#### SOURCE DATA:

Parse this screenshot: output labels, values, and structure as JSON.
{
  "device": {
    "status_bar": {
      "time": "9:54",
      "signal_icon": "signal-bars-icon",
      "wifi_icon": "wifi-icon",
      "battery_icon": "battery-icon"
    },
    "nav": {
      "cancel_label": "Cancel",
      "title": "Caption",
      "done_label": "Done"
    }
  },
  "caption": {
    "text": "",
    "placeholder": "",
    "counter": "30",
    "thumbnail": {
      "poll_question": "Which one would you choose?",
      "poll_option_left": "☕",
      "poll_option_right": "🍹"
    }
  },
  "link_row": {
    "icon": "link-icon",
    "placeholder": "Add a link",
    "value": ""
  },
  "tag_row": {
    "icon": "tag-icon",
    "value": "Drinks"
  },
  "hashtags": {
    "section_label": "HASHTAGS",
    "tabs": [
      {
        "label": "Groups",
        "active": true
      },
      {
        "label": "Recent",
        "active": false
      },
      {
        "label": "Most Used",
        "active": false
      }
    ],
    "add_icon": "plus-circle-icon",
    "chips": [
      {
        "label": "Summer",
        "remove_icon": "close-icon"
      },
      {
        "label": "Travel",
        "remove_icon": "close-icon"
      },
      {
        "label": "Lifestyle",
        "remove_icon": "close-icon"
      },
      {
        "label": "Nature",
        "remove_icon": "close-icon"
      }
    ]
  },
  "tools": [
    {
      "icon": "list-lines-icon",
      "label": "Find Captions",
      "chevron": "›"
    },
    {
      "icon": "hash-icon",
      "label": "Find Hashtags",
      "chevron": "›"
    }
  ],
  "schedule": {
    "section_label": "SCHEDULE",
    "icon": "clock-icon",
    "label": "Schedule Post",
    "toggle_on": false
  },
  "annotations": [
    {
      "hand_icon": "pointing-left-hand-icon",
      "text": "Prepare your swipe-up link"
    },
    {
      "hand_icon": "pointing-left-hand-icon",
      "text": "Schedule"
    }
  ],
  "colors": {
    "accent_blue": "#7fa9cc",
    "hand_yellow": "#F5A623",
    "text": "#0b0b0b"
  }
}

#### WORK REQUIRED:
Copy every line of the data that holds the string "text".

#### TASK RESPONSE:
    "text": "",
      "text": "Prepare your swipe-up link"
      "text": "Schedule"
    "text": "#0b0b0b"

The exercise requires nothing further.